The effect of O2 on the NO–CO reaction over Pd/Al2O3 and Ag–Pd/Al2O3 has been studied by in situ infrared (IR) spectroscopy coupled with the O2 pulse technique at 373–573 K. Pulsing O2 into the NO–CO flow at 373 K causes the oxidation of Pd+–NO to gaseous NO2 over Pd/Al2O3 and the emergence of Pd0–NO on Ag–Pd/Al2O3. The formation of Pd0–NO during the O2 pulse over Ag–Pd/Al2O3 catalyst suggests that (i) O2 disrupts the Ag overlayers on the Pd surface, allowing the Pd surface to be exposed to NO; and (ii) Ag species is able to keep the Pd surface in reduced state in the presence of O2. Increasing the temperature to 573 K does not lead to the formation of Pd+–NO, over Ag–Pd/Al2O3 further supporting the unique ability of Ag to keep Pd in the reduced state under an oxidizing environment. Ag enhances NO oxidation and slow down CO oxidation on Pd/Al2O3. Adsorbed oxygen on Ag–Pd/Al2O3 exhibits two distinctly different reactivities: (i) a more active adsorbed oxygen reacting with NO, giving a sharp NO2 response and (ii) a less active species with, respect to NO, oxidizing CO, giving a trailing CO2 response. Ag is unable to alleviate the negative impact of O2 on the NO–CO reaction over Pd/Al2O3. Keeping Pd in the reduced state is not a necessary condition for nullifying the impact of O2 on the NO–CO reaction.

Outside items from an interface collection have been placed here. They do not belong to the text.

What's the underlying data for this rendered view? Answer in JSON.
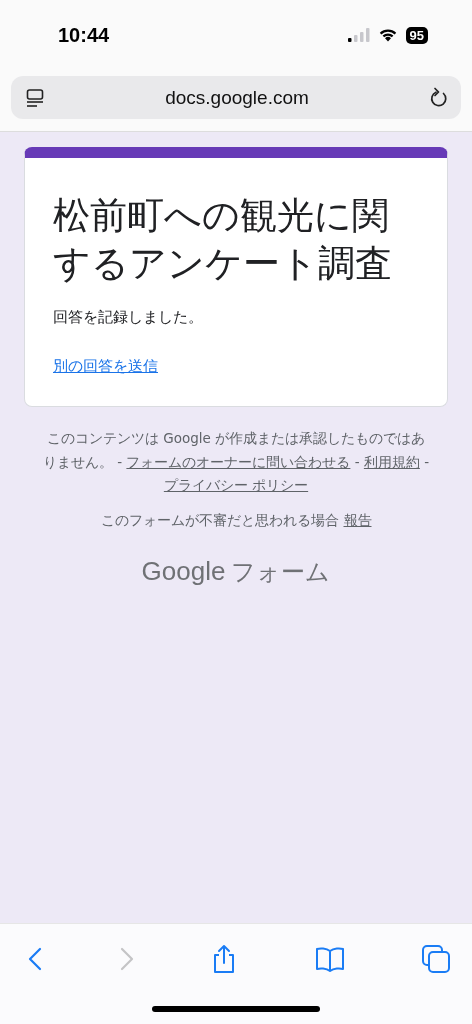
{
  "status_bar": {
    "time": "10:44",
    "battery": "95"
  },
  "address_bar": {
    "url": "docs.google.com"
  },
  "card": {
    "title": "松前町への観光に関するアンケート調査",
    "message": "回答を記録しました。",
    "link": "別の回答を送信"
  },
  "footer": {
    "disclaimer": [
      {
        "kind": "text",
        "text": "このコンテンツは Google が作成または承認したものではありません。 - "
      },
      {
        "kind": "link",
        "text": "フォームのオーナーに問い合わせる"
      },
      {
        "kind": "text",
        "text": " - "
      },
      {
        "kind": "link",
        "text": "利用規約"
      },
      {
        "kind": "text",
        "text": " - "
      },
      {
        "kind": "link",
        "text": "プライバシー ポリシー"
      }
    ],
    "report_text": "このフォームが不審だと思われる場合",
    "report_link": "報告",
    "logo_google": "Google",
    "logo_product": "フォーム"
  },
  "toolbar": [
    {
      "kind": "back",
      "disabled": false
    },
    {
      "kind": "forward",
      "disabled": true
    },
    {
      "kind": "share",
      "disabled": false
    },
    {
      "kind": "bookmarks",
      "disabled": false
    },
    {
      "kind": "tabs",
      "disabled": false
    }
  ]
}
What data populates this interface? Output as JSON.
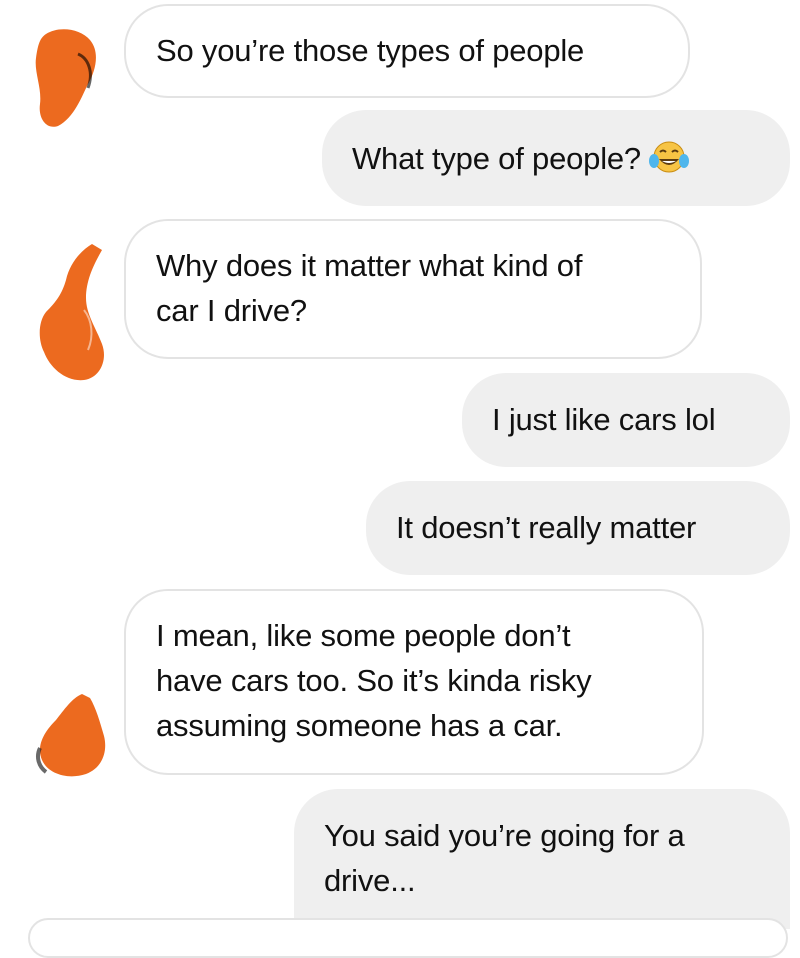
{
  "conversation": {
    "messages": [
      {
        "direction": "incoming",
        "lines": [
          "So you’re those types of people"
        ]
      },
      {
        "direction": "outgoing",
        "lines": [
          "What type of people?"
        ],
        "emoji": "face-with-tears-of-joy"
      },
      {
        "direction": "incoming",
        "lines": [
          "Why does it matter what kind of",
          "car I drive?"
        ]
      },
      {
        "direction": "outgoing",
        "lines": [
          "I just like cars lol"
        ]
      },
      {
        "direction": "outgoing",
        "lines": [
          "It doesn’t really matter"
        ]
      },
      {
        "direction": "incoming",
        "lines": [
          "I mean, like some people don’t",
          "have cars too. So it’s kinda risky",
          "assuming someone has a car."
        ]
      },
      {
        "direction": "outgoing",
        "lines": [
          "You said you’re going for a",
          "drive..."
        ]
      }
    ]
  },
  "colors": {
    "incoming_bg": "#ffffff",
    "incoming_border": "#e3e3e3",
    "outgoing_bg": "#efefef",
    "redaction": "#ec6a1f",
    "text": "#111111"
  },
  "icons": {
    "avatar": "redacted-avatar-icon",
    "emoji": "face-with-tears-of-joy-icon"
  }
}
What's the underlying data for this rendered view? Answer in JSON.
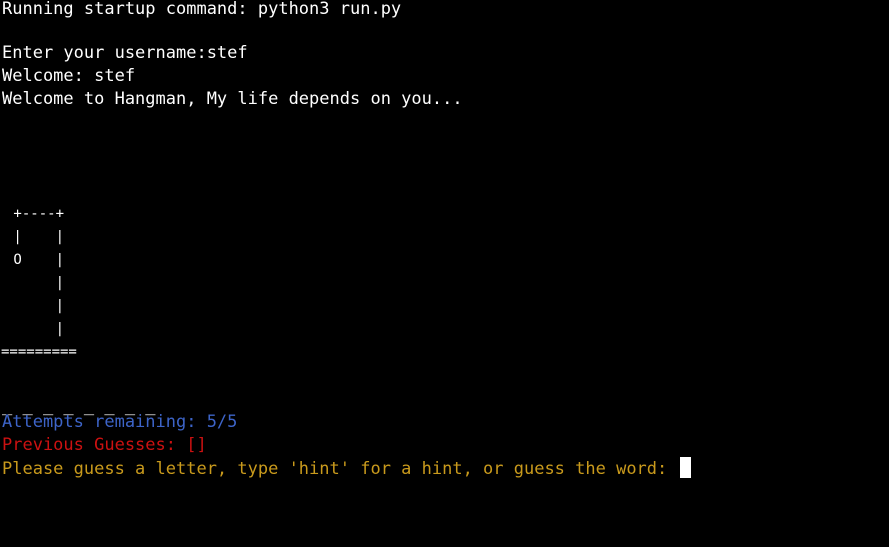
{
  "terminal": {
    "startup_line": "Running startup command: python3 run.py",
    "username_prompt": "Enter your username:stef",
    "welcome_user": "Welcome: stef",
    "welcome_game": "Welcome to Hangman, My life depends on you...",
    "gallows": [
      " +----+",
      " |    |",
      " O    |",
      "      |",
      "      |",
      "      |",
      "========="
    ],
    "word_blanks": "_ _ _ _ _ _ _ _",
    "attempts_remaining": "Attempts remaining: 5/5",
    "previous_guesses": "Previous Guesses: []",
    "guess_prompt": "Please guess a letter, type 'hint' for a hint, or guess the word: "
  },
  "colors": {
    "background": "#000000",
    "text": "#ffffff",
    "attempts": "#3d64c8",
    "guesses": "#cc1111",
    "prompt": "#c99a1c"
  }
}
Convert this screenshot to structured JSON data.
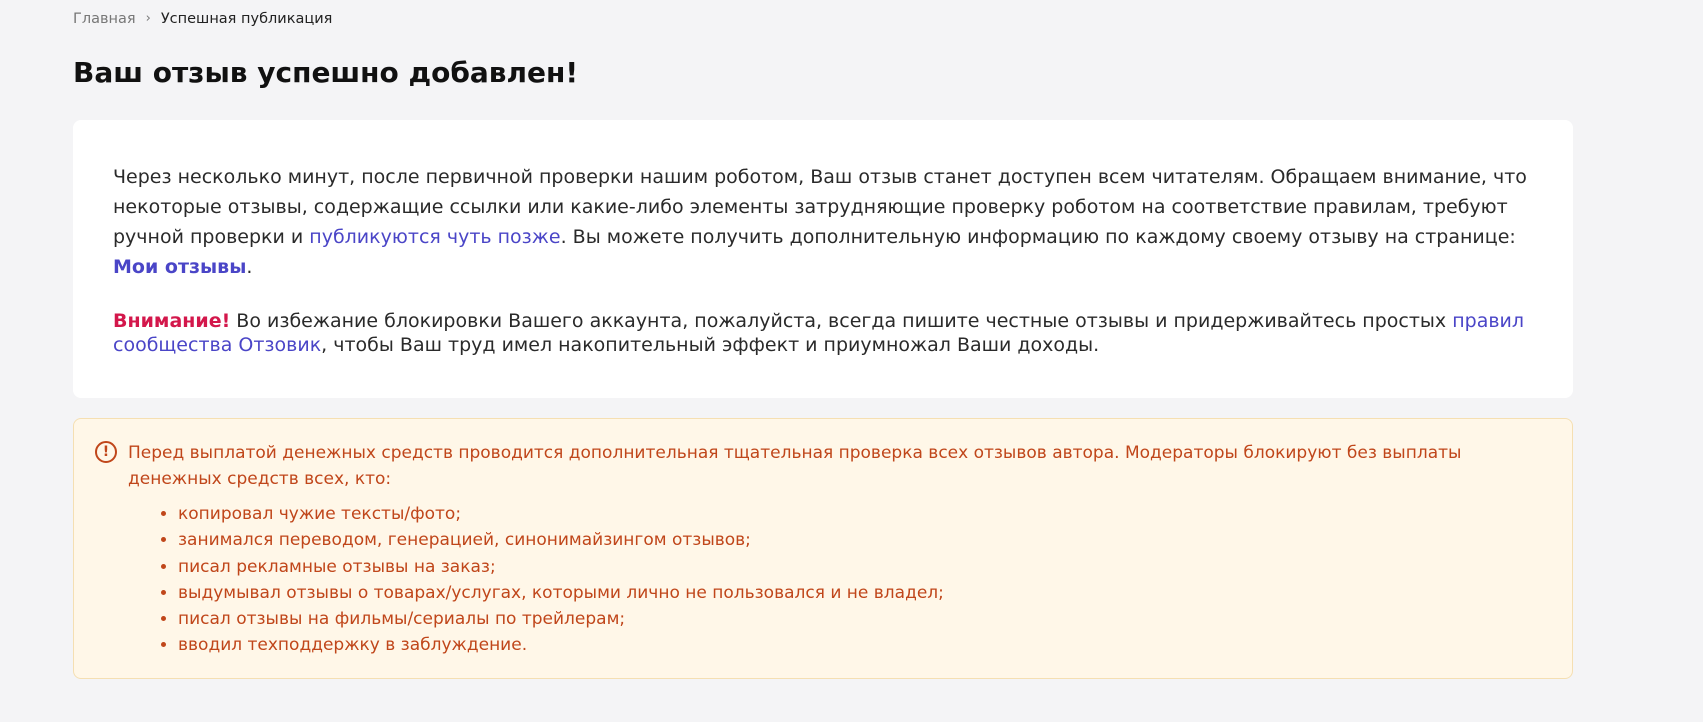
{
  "breadcrumb": {
    "home": "Главная",
    "separator": "›",
    "current": "Успешная публикация"
  },
  "page_title": "Ваш отзыв успешно добавлен!",
  "card": {
    "p1_text1": "Через несколько минут, после первичной проверки нашим роботом, Ваш отзыв станет доступен всем читателям. Обращаем внимание, что некоторые отзывы, содержащие ссылки или какие-либо элементы затрудняющие проверку роботом на соответствие правилам, требуют ручной проверки и ",
    "p1_link1": "публикуются чуть позже",
    "p1_text2": ". Вы можете получить дополнительную информацию по каждому своему отзыву на странице: ",
    "p1_link2": "Мои отзывы",
    "p1_text3": ".",
    "p2_attention": "Внимание!",
    "p2_text1": " Во избежание блокировки Вашего аккаунта, пожалуйста, всегда пишите честные отзывы и придерживайтесь простых ",
    "p2_link": "правил сообщества Отзовик",
    "p2_text2": ", чтобы Ваш труд имел накопительный эффект и приумножал Ваши доходы."
  },
  "warning": {
    "icon": "exclamation-circle-icon",
    "icon_glyph": "!",
    "text": "Перед выплатой денежных средств проводится дополнительная тщательная проверка всех отзывов автора. Модераторы блокируют без выплаты денежных средств всех, кто:",
    "items": [
      "копировал чужие тексты/фото;",
      "занимался переводом, генерацией, синонимайзингом отзывов;",
      "писал рекламные отзывы на заказ;",
      "выдумывал отзывы о товарах/услугах, которыми лично не пользовался и не владел;",
      "писал отзывы на фильмы/сериалы по трейлерам;",
      "вводил техподдержку в заблуждение."
    ]
  },
  "colors": {
    "background": "#f4f4f6",
    "link": "#4a45c7",
    "attention": "#d3174b",
    "warning_text": "#c0461a",
    "warning_bg": "#fff7e8"
  }
}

Available at: http://works.bepress.com/steven_chuang/2/